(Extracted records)
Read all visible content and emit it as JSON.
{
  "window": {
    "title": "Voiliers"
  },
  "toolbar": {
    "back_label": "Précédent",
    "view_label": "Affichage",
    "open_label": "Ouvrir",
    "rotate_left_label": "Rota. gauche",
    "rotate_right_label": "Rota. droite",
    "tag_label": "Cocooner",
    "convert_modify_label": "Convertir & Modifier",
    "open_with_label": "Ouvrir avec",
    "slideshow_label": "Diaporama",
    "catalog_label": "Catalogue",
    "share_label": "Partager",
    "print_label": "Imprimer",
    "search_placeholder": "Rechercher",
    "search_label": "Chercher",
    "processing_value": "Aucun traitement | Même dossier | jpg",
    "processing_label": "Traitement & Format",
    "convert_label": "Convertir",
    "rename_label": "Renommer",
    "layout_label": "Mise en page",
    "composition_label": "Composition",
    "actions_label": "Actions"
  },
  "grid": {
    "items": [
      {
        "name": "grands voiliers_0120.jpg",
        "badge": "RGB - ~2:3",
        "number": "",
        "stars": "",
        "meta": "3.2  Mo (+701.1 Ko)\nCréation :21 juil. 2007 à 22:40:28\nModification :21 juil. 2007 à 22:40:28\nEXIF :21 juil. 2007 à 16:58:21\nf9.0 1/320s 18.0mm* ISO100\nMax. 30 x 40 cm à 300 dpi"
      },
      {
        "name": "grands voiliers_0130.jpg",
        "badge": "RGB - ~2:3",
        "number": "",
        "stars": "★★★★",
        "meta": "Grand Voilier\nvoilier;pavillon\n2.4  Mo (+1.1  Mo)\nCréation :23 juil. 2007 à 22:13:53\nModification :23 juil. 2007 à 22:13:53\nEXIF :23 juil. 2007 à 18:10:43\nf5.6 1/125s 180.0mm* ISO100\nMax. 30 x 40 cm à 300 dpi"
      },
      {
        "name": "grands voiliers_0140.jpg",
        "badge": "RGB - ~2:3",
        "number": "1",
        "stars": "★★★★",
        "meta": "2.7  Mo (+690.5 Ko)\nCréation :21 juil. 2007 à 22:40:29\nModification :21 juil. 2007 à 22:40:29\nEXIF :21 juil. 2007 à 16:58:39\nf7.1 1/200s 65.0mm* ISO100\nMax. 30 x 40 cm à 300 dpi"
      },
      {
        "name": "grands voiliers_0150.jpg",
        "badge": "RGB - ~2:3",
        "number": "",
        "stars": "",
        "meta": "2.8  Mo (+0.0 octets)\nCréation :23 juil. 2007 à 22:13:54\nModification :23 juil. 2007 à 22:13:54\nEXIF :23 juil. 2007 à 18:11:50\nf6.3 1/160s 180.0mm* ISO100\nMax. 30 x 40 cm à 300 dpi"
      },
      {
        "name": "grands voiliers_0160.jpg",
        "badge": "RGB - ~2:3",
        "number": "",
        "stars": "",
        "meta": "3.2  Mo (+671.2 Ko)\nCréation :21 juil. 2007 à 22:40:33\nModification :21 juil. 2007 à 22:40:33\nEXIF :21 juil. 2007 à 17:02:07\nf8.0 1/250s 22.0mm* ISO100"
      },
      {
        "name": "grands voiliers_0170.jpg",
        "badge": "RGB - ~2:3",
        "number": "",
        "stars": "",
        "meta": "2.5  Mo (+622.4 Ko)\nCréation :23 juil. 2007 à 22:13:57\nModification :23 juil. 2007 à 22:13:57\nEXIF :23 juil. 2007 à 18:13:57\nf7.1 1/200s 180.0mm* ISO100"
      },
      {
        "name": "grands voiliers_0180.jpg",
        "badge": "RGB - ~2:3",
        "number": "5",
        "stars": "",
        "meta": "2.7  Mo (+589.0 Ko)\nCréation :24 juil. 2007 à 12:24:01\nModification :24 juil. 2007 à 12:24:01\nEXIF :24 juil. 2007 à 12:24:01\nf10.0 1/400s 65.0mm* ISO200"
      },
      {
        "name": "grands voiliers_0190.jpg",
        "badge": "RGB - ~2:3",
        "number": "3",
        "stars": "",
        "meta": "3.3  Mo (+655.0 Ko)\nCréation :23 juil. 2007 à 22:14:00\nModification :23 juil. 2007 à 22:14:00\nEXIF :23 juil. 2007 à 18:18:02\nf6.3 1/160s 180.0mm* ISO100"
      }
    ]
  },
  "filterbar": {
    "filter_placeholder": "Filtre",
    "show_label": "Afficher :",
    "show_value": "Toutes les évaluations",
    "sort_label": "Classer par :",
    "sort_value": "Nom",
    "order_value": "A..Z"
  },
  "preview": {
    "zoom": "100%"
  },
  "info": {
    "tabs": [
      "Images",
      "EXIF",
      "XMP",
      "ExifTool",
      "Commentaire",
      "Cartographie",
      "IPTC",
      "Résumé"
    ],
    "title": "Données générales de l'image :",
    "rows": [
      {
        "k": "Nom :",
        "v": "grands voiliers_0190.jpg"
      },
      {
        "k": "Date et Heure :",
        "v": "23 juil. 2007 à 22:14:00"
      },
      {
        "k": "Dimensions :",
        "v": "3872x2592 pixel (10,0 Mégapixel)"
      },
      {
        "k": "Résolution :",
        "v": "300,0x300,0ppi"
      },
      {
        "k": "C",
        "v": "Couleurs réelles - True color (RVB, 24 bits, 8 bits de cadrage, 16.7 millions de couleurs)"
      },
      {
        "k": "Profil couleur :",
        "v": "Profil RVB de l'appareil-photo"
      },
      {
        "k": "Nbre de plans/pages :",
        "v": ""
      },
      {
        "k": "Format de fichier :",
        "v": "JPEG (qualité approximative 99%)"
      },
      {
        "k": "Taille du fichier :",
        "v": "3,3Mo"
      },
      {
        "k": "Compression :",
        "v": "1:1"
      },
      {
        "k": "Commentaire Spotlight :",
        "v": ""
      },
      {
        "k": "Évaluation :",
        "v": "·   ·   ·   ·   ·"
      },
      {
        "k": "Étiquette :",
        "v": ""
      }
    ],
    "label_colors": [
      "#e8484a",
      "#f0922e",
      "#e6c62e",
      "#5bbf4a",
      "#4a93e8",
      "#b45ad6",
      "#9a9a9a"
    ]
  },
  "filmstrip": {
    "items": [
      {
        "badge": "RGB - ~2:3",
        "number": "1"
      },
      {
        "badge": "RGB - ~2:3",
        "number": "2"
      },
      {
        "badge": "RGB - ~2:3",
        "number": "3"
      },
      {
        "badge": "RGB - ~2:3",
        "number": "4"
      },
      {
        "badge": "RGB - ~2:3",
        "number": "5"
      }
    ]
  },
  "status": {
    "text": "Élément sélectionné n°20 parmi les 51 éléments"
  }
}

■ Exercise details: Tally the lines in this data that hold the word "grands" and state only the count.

■ Answer to this problem: 9